YOUR TASK.
Would you return the material below exactly, with no line left out?

[Start of Attachment]

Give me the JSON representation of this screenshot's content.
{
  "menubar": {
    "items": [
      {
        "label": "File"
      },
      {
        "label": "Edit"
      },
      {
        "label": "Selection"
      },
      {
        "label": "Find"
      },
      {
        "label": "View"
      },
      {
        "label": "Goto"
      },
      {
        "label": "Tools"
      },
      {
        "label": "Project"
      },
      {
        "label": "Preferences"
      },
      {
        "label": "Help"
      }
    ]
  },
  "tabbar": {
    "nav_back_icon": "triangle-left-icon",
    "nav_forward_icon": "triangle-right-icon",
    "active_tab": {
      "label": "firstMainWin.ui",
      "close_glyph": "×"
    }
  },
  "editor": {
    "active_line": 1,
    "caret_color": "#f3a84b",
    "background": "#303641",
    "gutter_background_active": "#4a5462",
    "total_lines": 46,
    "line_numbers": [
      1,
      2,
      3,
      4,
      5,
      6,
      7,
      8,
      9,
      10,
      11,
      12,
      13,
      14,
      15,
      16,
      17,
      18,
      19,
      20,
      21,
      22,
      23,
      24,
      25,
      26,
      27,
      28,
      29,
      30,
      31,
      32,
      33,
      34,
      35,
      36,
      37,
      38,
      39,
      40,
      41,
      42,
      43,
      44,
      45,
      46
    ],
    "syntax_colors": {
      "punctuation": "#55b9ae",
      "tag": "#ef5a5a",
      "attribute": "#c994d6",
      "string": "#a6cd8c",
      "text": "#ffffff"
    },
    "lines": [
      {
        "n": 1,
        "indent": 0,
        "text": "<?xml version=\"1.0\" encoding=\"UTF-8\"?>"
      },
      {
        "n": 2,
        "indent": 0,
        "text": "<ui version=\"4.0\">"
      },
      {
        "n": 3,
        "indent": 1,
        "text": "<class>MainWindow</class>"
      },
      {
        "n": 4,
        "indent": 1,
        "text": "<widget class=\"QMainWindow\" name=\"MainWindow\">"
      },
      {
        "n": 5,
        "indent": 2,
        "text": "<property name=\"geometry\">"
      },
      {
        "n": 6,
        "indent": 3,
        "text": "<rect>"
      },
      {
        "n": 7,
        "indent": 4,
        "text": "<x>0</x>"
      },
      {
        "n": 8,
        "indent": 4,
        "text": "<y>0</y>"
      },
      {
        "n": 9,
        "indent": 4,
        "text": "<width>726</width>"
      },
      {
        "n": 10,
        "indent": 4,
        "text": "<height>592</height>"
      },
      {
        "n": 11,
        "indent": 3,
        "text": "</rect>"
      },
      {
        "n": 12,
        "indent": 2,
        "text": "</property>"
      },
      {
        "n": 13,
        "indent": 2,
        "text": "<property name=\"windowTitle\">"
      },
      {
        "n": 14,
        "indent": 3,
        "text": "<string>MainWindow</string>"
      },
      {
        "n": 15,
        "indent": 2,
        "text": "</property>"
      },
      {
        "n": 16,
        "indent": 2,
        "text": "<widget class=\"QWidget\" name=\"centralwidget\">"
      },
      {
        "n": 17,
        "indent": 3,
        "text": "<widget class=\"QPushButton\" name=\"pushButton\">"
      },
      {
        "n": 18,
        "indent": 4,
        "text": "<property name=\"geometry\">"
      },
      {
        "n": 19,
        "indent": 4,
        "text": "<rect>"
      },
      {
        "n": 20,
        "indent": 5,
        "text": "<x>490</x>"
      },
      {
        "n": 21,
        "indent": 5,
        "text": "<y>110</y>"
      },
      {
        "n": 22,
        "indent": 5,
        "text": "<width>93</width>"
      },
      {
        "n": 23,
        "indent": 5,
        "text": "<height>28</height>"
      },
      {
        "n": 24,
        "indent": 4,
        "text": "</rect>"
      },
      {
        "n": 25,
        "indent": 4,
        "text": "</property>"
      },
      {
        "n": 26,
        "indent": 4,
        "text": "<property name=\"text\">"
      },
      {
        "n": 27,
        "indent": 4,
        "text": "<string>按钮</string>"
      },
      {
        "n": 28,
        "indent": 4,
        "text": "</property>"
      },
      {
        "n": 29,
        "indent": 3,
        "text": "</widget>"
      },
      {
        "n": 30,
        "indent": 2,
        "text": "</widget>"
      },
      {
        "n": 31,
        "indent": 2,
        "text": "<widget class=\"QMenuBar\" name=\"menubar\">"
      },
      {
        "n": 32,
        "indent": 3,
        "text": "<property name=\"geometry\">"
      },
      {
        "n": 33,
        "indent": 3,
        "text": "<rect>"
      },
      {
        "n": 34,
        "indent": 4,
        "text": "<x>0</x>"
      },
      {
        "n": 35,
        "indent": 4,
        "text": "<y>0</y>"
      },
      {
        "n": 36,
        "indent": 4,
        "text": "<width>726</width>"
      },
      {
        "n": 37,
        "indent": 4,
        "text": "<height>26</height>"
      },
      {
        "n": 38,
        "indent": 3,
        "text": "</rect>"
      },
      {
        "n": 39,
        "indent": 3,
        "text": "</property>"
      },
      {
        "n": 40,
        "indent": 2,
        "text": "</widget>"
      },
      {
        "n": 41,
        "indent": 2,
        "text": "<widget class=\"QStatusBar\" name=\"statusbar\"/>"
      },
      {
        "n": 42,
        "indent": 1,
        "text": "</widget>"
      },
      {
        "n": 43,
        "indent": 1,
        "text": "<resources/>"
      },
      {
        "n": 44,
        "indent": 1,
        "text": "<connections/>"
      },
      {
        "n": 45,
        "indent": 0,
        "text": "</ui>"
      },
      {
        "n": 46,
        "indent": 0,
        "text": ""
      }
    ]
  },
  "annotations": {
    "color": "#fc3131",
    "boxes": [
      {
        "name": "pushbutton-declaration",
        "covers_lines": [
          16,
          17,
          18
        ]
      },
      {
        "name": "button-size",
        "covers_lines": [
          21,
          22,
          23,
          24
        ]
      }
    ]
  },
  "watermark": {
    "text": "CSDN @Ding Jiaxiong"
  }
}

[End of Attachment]

REPLY.
Give me the JSON representation of this screenshot's content.
{
  "menubar": {
    "items": [
      {
        "label": "File"
      },
      {
        "label": "Edit"
      },
      {
        "label": "Selection"
      },
      {
        "label": "Find"
      },
      {
        "label": "View"
      },
      {
        "label": "Goto"
      },
      {
        "label": "Tools"
      },
      {
        "label": "Project"
      },
      {
        "label": "Preferences"
      },
      {
        "label": "Help"
      }
    ]
  },
  "tabbar": {
    "nav_back_icon": "triangle-left-icon",
    "nav_forward_icon": "triangle-right-icon",
    "active_tab": {
      "label": "firstMainWin.ui",
      "close_glyph": "×"
    }
  },
  "editor": {
    "active_line": 1,
    "caret_color": "#f3a84b",
    "background": "#303641",
    "gutter_background_active": "#4a5462",
    "total_lines": 46,
    "line_numbers": [
      1,
      2,
      3,
      4,
      5,
      6,
      7,
      8,
      9,
      10,
      11,
      12,
      13,
      14,
      15,
      16,
      17,
      18,
      19,
      20,
      21,
      22,
      23,
      24,
      25,
      26,
      27,
      28,
      29,
      30,
      31,
      32,
      33,
      34,
      35,
      36,
      37,
      38,
      39,
      40,
      41,
      42,
      43,
      44,
      45,
      46
    ],
    "syntax_colors": {
      "punctuation": "#55b9ae",
      "tag": "#ef5a5a",
      "attribute": "#c994d6",
      "string": "#a6cd8c",
      "text": "#ffffff"
    },
    "lines": [
      {
        "n": 1,
        "indent": 0,
        "text": "<?xml version=\"1.0\" encoding=\"UTF-8\"?>"
      },
      {
        "n": 2,
        "indent": 0,
        "text": "<ui version=\"4.0\">"
      },
      {
        "n": 3,
        "indent": 1,
        "text": "<class>MainWindow</class>"
      },
      {
        "n": 4,
        "indent": 1,
        "text": "<widget class=\"QMainWindow\" name=\"MainWindow\">"
      },
      {
        "n": 5,
        "indent": 2,
        "text": "<property name=\"geometry\">"
      },
      {
        "n": 6,
        "indent": 3,
        "text": "<rect>"
      },
      {
        "n": 7,
        "indent": 4,
        "text": "<x>0</x>"
      },
      {
        "n": 8,
        "indent": 4,
        "text": "<y>0</y>"
      },
      {
        "n": 9,
        "indent": 4,
        "text": "<width>726</width>"
      },
      {
        "n": 10,
        "indent": 4,
        "text": "<height>592</height>"
      },
      {
        "n": 11,
        "indent": 3,
        "text": "</rect>"
      },
      {
        "n": 12,
        "indent": 2,
        "text": "</property>"
      },
      {
        "n": 13,
        "indent": 2,
        "text": "<property name=\"windowTitle\">"
      },
      {
        "n": 14,
        "indent": 3,
        "text": "<string>MainWindow</string>"
      },
      {
        "n": 15,
        "indent": 2,
        "text": "</property>"
      },
      {
        "n": 16,
        "indent": 2,
        "text": "<widget class=\"QWidget\" name=\"centralwidget\">"
      },
      {
        "n": 17,
        "indent": 3,
        "text": "<widget class=\"QPushButton\" name=\"pushButton\">"
      },
      {
        "n": 18,
        "indent": 4,
        "text": "<property name=\"geometry\">"
      },
      {
        "n": 19,
        "indent": 4,
        "text": "<rect>"
      },
      {
        "n": 20,
        "indent": 5,
        "text": "<x>490</x>"
      },
      {
        "n": 21,
        "indent": 5,
        "text": "<y>110</y>"
      },
      {
        "n": 22,
        "indent": 5,
        "text": "<width>93</width>"
      },
      {
        "n": 23,
        "indent": 5,
        "text": "<height>28</height>"
      },
      {
        "n": 24,
        "indent": 4,
        "text": "</rect>"
      },
      {
        "n": 25,
        "indent": 4,
        "text": "</property>"
      },
      {
        "n": 26,
        "indent": 4,
        "text": "<property name=\"text\">"
      },
      {
        "n": 27,
        "indent": 4,
        "text": "<string>按钮</string>"
      },
      {
        "n": 28,
        "indent": 4,
        "text": "</property>"
      },
      {
        "n": 29,
        "indent": 3,
        "text": "</widget>"
      },
      {
        "n": 30,
        "indent": 2,
        "text": "</widget>"
      },
      {
        "n": 31,
        "indent": 2,
        "text": "<widget class=\"QMenuBar\" name=\"menubar\">"
      },
      {
        "n": 32,
        "indent": 3,
        "text": "<property name=\"geometry\">"
      },
      {
        "n": 33,
        "indent": 3,
        "text": "<rect>"
      },
      {
        "n": 34,
        "indent": 4,
        "text": "<x>0</x>"
      },
      {
        "n": 35,
        "indent": 4,
        "text": "<y>0</y>"
      },
      {
        "n": 36,
        "indent": 4,
        "text": "<width>726</width>"
      },
      {
        "n": 37,
        "indent": 4,
        "text": "<height>26</height>"
      },
      {
        "n": 38,
        "indent": 3,
        "text": "</rect>"
      },
      {
        "n": 39,
        "indent": 3,
        "text": "</property>"
      },
      {
        "n": 40,
        "indent": 2,
        "text": "</widget>"
      },
      {
        "n": 41,
        "indent": 2,
        "text": "<widget class=\"QStatusBar\" name=\"statusbar\"/>"
      },
      {
        "n": 42,
        "indent": 1,
        "text": "</widget>"
      },
      {
        "n": 43,
        "indent": 1,
        "text": "<resources/>"
      },
      {
        "n": 44,
        "indent": 1,
        "text": "<connections/>"
      },
      {
        "n": 45,
        "indent": 0,
        "text": "</ui>"
      },
      {
        "n": 46,
        "indent": 0,
        "text": ""
      }
    ]
  },
  "annotations": {
    "color": "#fc3131",
    "boxes": [
      {
        "name": "pushbutton-declaration",
        "covers_lines": [
          16,
          17,
          18
        ]
      },
      {
        "name": "button-size",
        "covers_lines": [
          21,
          22,
          23,
          24
        ]
      }
    ]
  },
  "watermark": {
    "text": "CSDN @Ding Jiaxiong"
  }
}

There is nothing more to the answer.